=== Assigned task ===
In the data below, which lines hold the word "circle"? Copy them.
═══ Task inputs ═══
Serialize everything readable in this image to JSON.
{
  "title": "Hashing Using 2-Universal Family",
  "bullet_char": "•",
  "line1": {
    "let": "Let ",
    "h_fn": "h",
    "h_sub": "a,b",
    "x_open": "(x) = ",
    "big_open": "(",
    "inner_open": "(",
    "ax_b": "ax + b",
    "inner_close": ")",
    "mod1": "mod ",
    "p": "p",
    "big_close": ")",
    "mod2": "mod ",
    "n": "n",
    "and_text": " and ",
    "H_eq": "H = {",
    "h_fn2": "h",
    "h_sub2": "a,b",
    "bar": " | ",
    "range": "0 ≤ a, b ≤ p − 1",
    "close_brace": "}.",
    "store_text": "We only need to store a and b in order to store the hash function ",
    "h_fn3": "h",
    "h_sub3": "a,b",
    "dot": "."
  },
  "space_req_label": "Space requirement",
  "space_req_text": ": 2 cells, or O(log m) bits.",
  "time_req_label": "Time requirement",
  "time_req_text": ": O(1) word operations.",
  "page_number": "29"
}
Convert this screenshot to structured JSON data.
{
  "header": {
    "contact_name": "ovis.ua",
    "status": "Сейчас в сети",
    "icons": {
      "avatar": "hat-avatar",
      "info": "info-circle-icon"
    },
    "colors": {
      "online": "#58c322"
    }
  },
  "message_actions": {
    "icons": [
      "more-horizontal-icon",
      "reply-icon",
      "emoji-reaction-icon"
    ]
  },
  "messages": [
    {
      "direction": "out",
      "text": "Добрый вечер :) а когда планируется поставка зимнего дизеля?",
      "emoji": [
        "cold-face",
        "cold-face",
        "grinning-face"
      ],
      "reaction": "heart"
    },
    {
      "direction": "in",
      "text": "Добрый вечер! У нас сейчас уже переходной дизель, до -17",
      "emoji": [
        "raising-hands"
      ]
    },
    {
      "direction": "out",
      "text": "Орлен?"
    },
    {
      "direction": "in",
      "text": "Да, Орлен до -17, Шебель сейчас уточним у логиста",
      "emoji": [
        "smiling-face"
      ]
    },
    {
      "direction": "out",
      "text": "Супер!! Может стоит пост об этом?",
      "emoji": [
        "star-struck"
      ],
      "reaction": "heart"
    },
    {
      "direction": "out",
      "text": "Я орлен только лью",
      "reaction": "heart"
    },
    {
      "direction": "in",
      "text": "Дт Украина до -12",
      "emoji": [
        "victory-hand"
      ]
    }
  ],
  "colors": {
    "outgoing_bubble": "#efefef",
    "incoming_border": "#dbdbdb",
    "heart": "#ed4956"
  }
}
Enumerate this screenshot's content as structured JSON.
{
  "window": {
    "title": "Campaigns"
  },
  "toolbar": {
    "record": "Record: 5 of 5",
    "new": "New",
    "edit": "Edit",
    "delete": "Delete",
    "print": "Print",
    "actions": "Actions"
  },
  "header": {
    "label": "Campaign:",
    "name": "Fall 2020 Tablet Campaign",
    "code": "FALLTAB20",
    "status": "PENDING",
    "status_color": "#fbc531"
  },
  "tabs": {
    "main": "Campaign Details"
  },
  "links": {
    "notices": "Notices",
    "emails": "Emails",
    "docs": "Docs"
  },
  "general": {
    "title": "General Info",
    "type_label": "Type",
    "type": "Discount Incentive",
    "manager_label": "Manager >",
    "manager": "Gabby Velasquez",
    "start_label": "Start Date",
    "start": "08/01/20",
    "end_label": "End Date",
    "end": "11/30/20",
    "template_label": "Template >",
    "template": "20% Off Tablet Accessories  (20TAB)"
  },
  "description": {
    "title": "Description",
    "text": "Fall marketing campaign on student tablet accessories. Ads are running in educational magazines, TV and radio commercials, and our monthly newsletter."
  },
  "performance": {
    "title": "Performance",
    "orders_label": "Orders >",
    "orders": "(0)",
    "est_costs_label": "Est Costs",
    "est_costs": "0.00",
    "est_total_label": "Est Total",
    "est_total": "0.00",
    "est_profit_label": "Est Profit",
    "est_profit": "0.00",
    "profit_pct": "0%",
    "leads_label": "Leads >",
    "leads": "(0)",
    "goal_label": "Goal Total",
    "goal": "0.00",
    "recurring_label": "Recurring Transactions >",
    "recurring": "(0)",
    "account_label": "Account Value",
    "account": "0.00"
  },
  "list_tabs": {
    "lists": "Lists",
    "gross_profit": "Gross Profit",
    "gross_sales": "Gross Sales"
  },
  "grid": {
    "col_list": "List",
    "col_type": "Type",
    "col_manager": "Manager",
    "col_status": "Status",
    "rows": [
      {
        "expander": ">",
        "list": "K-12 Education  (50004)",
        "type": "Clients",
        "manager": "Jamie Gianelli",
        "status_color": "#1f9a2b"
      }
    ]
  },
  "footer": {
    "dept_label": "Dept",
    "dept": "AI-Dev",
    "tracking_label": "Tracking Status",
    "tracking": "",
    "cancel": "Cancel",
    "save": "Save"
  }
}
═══
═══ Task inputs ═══
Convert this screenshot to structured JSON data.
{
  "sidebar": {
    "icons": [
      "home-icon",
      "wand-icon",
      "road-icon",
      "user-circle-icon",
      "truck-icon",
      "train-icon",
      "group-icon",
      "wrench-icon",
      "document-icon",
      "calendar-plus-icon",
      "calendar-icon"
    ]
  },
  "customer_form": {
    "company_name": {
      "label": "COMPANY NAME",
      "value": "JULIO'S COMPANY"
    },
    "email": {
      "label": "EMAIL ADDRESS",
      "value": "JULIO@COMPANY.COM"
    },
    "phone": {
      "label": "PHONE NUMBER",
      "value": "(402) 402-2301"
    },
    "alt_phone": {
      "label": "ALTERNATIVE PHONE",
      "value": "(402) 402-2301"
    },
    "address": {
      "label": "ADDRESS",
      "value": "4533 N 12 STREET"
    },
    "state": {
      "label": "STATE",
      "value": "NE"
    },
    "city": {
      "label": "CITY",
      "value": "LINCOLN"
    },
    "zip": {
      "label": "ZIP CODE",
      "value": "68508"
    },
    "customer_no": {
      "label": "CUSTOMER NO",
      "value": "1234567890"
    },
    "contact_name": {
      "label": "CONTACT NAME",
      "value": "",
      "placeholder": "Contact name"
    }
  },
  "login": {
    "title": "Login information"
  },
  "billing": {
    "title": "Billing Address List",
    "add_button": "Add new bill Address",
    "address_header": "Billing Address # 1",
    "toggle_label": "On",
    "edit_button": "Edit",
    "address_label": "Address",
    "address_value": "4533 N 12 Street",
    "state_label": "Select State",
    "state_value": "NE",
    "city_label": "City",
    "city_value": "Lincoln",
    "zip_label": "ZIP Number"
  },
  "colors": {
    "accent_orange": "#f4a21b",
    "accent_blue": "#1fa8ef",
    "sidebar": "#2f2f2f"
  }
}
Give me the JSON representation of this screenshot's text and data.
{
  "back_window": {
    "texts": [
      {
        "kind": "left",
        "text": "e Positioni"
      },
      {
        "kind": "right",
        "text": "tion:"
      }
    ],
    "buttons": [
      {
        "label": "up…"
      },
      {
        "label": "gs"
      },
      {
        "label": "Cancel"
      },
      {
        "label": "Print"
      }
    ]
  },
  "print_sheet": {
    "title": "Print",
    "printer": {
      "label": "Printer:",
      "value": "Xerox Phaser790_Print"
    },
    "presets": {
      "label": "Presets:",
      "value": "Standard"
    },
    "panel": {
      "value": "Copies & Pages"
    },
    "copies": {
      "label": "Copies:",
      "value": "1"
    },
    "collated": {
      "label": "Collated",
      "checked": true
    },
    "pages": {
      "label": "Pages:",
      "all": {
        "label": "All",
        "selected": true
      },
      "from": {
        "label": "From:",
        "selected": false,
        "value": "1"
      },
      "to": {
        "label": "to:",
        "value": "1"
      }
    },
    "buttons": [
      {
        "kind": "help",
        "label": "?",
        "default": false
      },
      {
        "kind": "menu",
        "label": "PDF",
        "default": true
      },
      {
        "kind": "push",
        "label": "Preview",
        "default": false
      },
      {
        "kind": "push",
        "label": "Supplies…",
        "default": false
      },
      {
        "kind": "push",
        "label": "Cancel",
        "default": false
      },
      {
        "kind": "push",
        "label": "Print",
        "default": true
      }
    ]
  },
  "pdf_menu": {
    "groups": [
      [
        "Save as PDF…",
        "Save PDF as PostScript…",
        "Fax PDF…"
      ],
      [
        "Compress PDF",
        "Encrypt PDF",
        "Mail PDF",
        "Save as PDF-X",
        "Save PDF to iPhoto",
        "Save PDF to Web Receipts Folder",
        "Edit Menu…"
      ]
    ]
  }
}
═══
=== Task solution ===
      "info": "info-circle-icon"
      "user-circle-icon",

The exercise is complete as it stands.